** Opening Supplied material block **

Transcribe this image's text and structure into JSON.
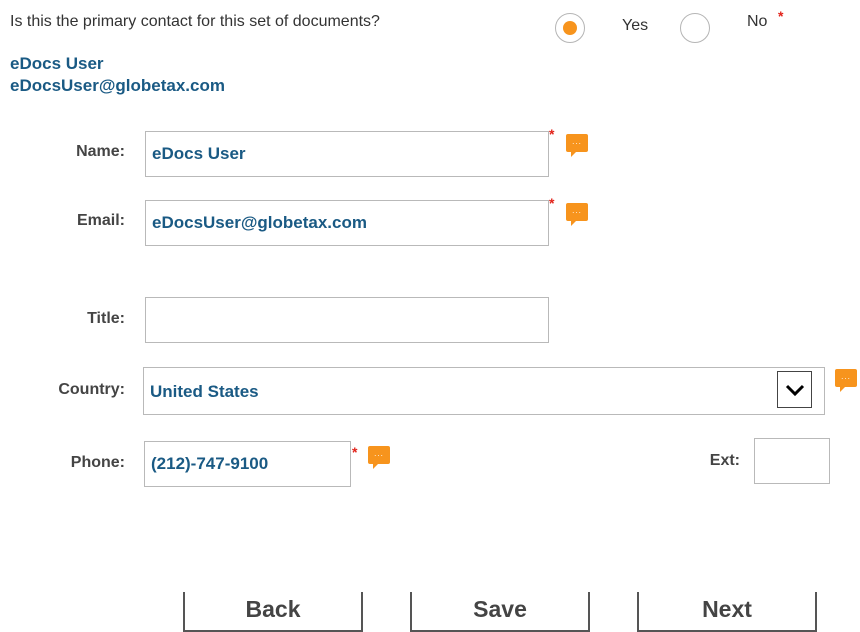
{
  "primary_contact": {
    "question": "Is this the primary contact for this set of documents?",
    "yes_label": "Yes",
    "no_label": "No",
    "selected": "Yes",
    "required_mark": "*"
  },
  "user": {
    "name": "eDocs User",
    "email": "eDocsUser@globetax.com"
  },
  "form": {
    "name_label": "Name:",
    "name_value": "eDocs User",
    "email_label": "Email:",
    "email_value": "eDocsUser@globetax.com",
    "title_label": "Title:",
    "title_value": "",
    "country_label": "Country:",
    "country_value": "United States",
    "phone_label": "Phone:",
    "phone_value": "(212)-747-9100",
    "ext_label": "Ext:",
    "ext_value": "",
    "required_mark": "*",
    "comment_icon_dots": "..."
  },
  "buttons": {
    "back": "Back",
    "save": "Save",
    "next": "Next"
  },
  "colors": {
    "accent_orange": "#f7941d",
    "link_blue": "#1a5a84",
    "required_red": "#e2231a"
  }
}
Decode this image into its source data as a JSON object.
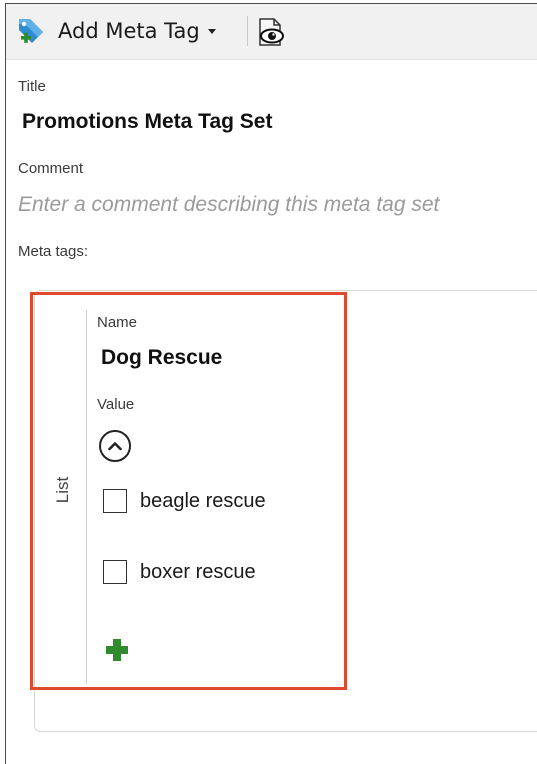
{
  "toolbar": {
    "add_meta_tag_label": "Add Meta Tag",
    "add_meta_tag_icon": "tag-add-icon",
    "dropdown_icon": "caret-down-icon",
    "preview_icon": "preview-document-icon"
  },
  "form": {
    "title_label": "Title",
    "title_value": "Promotions Meta Tag Set",
    "comment_label": "Comment",
    "comment_placeholder": "Enter a comment describing this meta tag set",
    "comment_value": "",
    "meta_tags_label": "Meta tags:"
  },
  "meta_tag": {
    "type_label": "List",
    "name_label": "Name",
    "name_value": "Dog Rescue",
    "value_label": "Value",
    "collapse_icon": "chevron-up-circle-icon",
    "options": [
      {
        "label": "beagle rescue",
        "checked": false
      },
      {
        "label": "boxer rescue",
        "checked": false
      }
    ],
    "add_icon": "plus-icon"
  },
  "colors": {
    "highlight_border": "#e04a2c",
    "add_icon_green": "#2e8b2e",
    "tag_icon_blue": "#2f8ccf"
  }
}
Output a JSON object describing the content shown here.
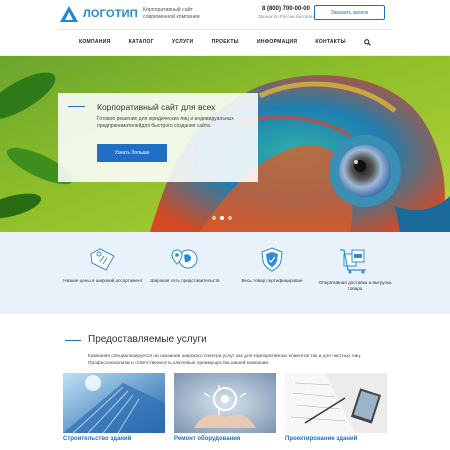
{
  "header": {
    "logo_text": "ЛОГОТИП",
    "tagline": "Корпоративный сайт современной компании",
    "phone": "8 (800) 700-00-00",
    "phone_note": "Звонок по России бесплатный",
    "call_button": "Заказать звонок"
  },
  "nav": {
    "items": [
      "КОМПАНИЯ",
      "КАТАЛОГ",
      "УСЛУГИ",
      "ПРОЕКТЫ",
      "ИНФОРМАЦИЯ",
      "КОНТАКТЫ"
    ],
    "search_icon": "search-icon"
  },
  "hero": {
    "title": "Корпоративный сайт для всех",
    "text": "Готовое решение для юридических лиц и индивидуальных предпринимателейдля быстрого создания сайта.",
    "button": "Узнать больше",
    "slides_total": 3,
    "slide_active": 2
  },
  "features": [
    {
      "label": "Низкие цены и широкий ассортимент",
      "icon": "price-tag-icon"
    },
    {
      "label": "Широкая сеть представительств",
      "icon": "map-pin-icon"
    },
    {
      "label": "Весь товар сертифицирован",
      "icon": "certified-shield-icon"
    },
    {
      "label": "Оперативная доставка и выгрузка товара",
      "icon": "delivery-cart-icon"
    }
  ],
  "services": {
    "title": "Предоставляемые услуги",
    "description": "Компания специализируется на оказании широкого спектра услуг как для корпоративных клиентов так и для частных лиц. Профессионализм и ответственность ключевые преимущества нашей компании.",
    "cards": [
      {
        "title": "Строительство зданий"
      },
      {
        "title": "Ремонт оборудования"
      },
      {
        "title": "Проектирование зданий"
      }
    ]
  },
  "colors": {
    "accent": "#1f6fc7",
    "logo": "#1f88d8",
    "features_bg": "#e9f1fa"
  }
}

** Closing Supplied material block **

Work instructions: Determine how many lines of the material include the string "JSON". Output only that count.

Result for this task: 3